Another rule onboard is the banning of the use of personal electronic devices (PEDs). This is required to prevent any sort of interference with the onboard equipment on the aircraft, as it is that sensitive to radio signals. Normal approaches do not require this level of protection, so many airlines now allow the use of devices during all phases of flight. As testing all possible devices that a passenger could possibly bring on board is a bit impractical, a complete ban is enforced to cover all potential issues. Nowadays, some aircraft have removed the No Smoking sign and replaced it with a No Electronic Devices sign to account for the change in times. A prerecorded public announcement is usually played, and the flight attendants will check for devices being used before the approach is made.
Norwegian, CC BY 3.0 https://creativecommons.org/licenses/by/3.0, via Wikimedia Commons
Pilots must be certified to commence autolands and are regularly tested in simulators to keep them in check. Most airlines require their pilots to do emergency exercises while re-certifying their Autoland qualification, including with engine problems and Autoland failures. At the author’s airline, the captain is also required to be the pilot flying during an Autoland, with the first officer calling out changes to the aircraft state and monitoring the performance of the aircraft for any deviation.
In the Airbus, a Quick Reference Handbook (QRH) is carried in the cockpit which includes, as well as emergency procedures, a list of equipment and guidebook briefing to complete an Autoland approach. With the possibility of being so low to the ground without being able to see, in the last stages of an Autoland approach the crew are focused and non-important radio calls are ignored to prevent distractions.
The Airbus will have several Flight Mode Annunciators (FMAs) display during an Autoland:
|LAND||Appears at 350 ft AGL and locks in the final guidance|

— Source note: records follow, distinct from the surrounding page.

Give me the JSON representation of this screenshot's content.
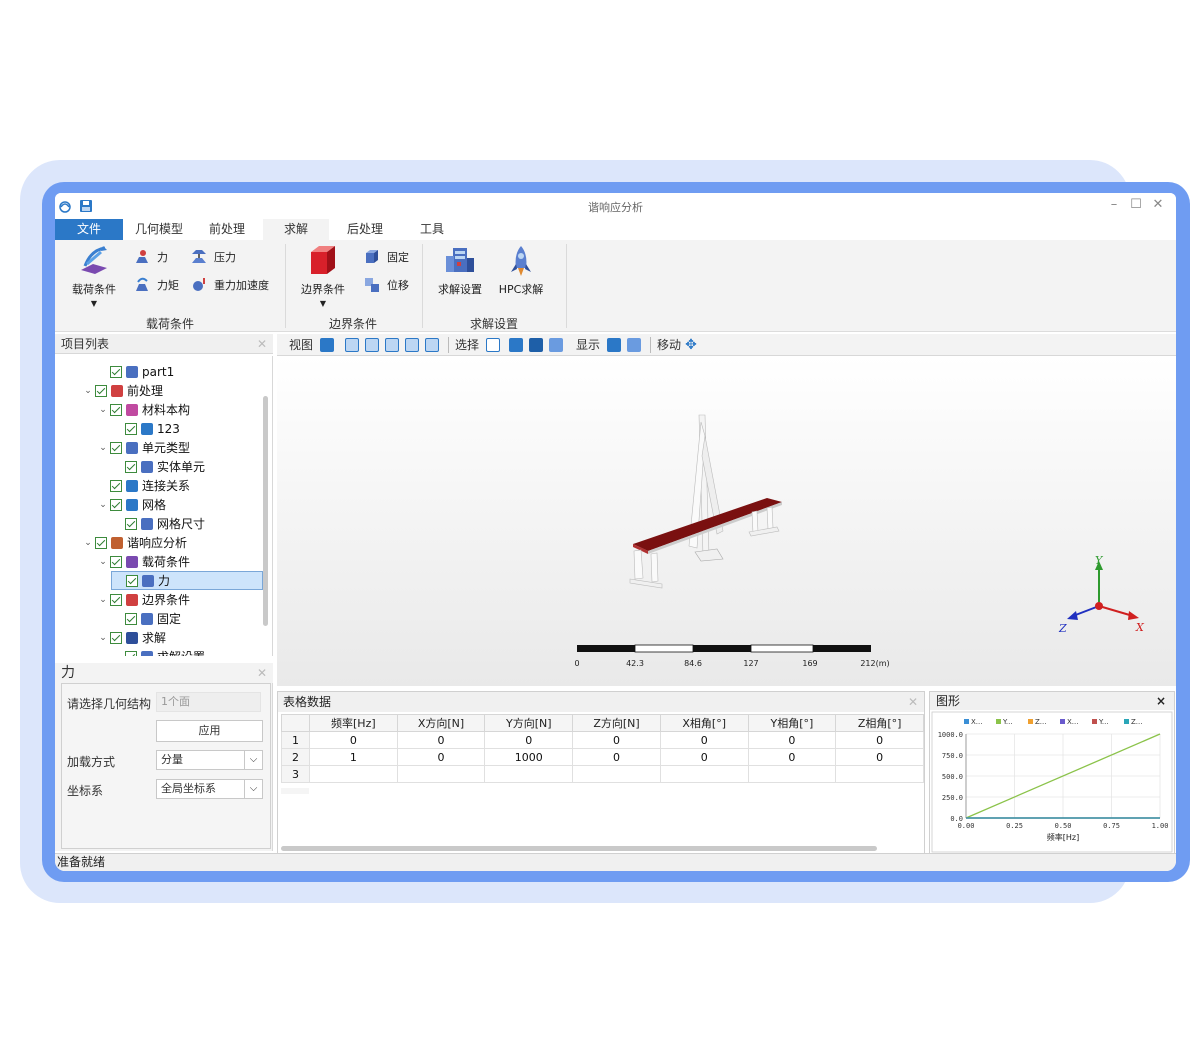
{
  "window": {
    "title": "谐响应分析"
  },
  "menu": {
    "tabs": [
      "文件",
      "几何模型",
      "前处理",
      "求解",
      "后处理",
      "工具"
    ],
    "active": "求解"
  },
  "ribbon": {
    "load_group": {
      "label": "载荷条件",
      "big_button": "载荷条件",
      "force": "力",
      "pressure": "压力",
      "moment": "力矩",
      "gravity": "重力加速度"
    },
    "boundary_group": {
      "label": "边界条件",
      "big_button": "边界条件",
      "fixed": "固定",
      "displacement": "位移"
    },
    "solve_group": {
      "label": "求解设置",
      "solve_settings": "求解设置",
      "hpc": "HPC求解"
    }
  },
  "project_list": {
    "title": "项目列表",
    "items": [
      {
        "label": "part1",
        "level": 3,
        "expander": ""
      },
      {
        "label": "前处理",
        "level": 2,
        "expander": "⌄"
      },
      {
        "label": "材料本构",
        "level": 3,
        "expander": "⌄"
      },
      {
        "label": "123",
        "level": 4,
        "expander": ""
      },
      {
        "label": "单元类型",
        "level": 3,
        "expander": "⌄"
      },
      {
        "label": "实体单元",
        "level": 4,
        "expander": ""
      },
      {
        "label": "连接关系",
        "level": 3,
        "expander": ""
      },
      {
        "label": "网格",
        "level": 3,
        "expander": "⌄"
      },
      {
        "label": "网格尺寸",
        "level": 4,
        "expander": ""
      },
      {
        "label": "谐响应分析",
        "level": 2,
        "expander": "⌄"
      },
      {
        "label": "载荷条件",
        "level": 3,
        "expander": "⌄"
      },
      {
        "label": "力",
        "level": 4,
        "expander": "",
        "selected": true
      },
      {
        "label": "边界条件",
        "level": 3,
        "expander": "⌄"
      },
      {
        "label": "固定",
        "level": 4,
        "expander": ""
      },
      {
        "label": "求解",
        "level": 3,
        "expander": "⌄"
      },
      {
        "label": "求解设置",
        "level": 4,
        "expander": ""
      }
    ]
  },
  "properties": {
    "title": "力",
    "geometry_label": "请选择几何结构",
    "geometry_value": "1个面",
    "apply_button": "应用",
    "load_method_label": "加载方式",
    "load_method_value": "分量",
    "coord_label": "坐标系",
    "coord_value": "全局坐标系"
  },
  "view_toolbar": {
    "view": "视图",
    "select": "选择",
    "display": "显示",
    "move": "移动"
  },
  "viewport": {
    "scale_labels": [
      "0",
      "42.3",
      "84.6",
      "127",
      "169",
      "212(m)"
    ],
    "axes": {
      "x": "X",
      "y": "Y",
      "z": "Z"
    }
  },
  "table": {
    "title": "表格数据",
    "headers": [
      "频率[Hz]",
      "X方向[N]",
      "Y方向[N]",
      "Z方向[N]",
      "X相角[°]",
      "Y相角[°]",
      "Z相角[°]"
    ],
    "rows": [
      {
        "n": "1",
        "cells": [
          "0",
          "0",
          "0",
          "0",
          "0",
          "0",
          "0"
        ]
      },
      {
        "n": "2",
        "cells": [
          "1",
          "0",
          "1000",
          "0",
          "0",
          "0",
          "0"
        ]
      },
      {
        "n": "3",
        "cells": [
          "",
          "",
          "",
          "",
          "",
          "",
          ""
        ]
      }
    ]
  },
  "chart_panel": {
    "title": "图形"
  },
  "chart_data": {
    "type": "line",
    "xlabel": "频率[Hz]",
    "ylabel": "",
    "xlim": [
      0,
      1
    ],
    "ylim": [
      0,
      1000
    ],
    "x_ticks": [
      "0.00",
      "0.25",
      "0.50",
      "0.75",
      "1.00"
    ],
    "y_ticks": [
      "0.0",
      "250.0",
      "500.0",
      "750.0",
      "1000.0"
    ],
    "x": [
      0,
      1
    ],
    "series": [
      {
        "name": "X...",
        "color": "#3a8fd6",
        "values": [
          0,
          0
        ]
      },
      {
        "name": "Y...",
        "color": "#8bc34a",
        "values": [
          0,
          1000
        ]
      },
      {
        "name": "Z...",
        "color": "#f0a030",
        "values": [
          0,
          0
        ]
      },
      {
        "name": "X...",
        "color": "#6a5acd",
        "values": [
          0,
          0
        ]
      },
      {
        "name": "Y...",
        "color": "#c0504d",
        "values": [
          0,
          0
        ]
      },
      {
        "name": "Z...",
        "color": "#2aa6b8",
        "values": [
          0,
          0
        ]
      }
    ]
  },
  "status": {
    "text": "准备就绪"
  }
}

|FLARE||At or below 40 ft AGL, and flares the aircraft for landing|
|ROLLOUT||On touchdown, keeps the aircraft straight on the runway until the autopilot is disconnected|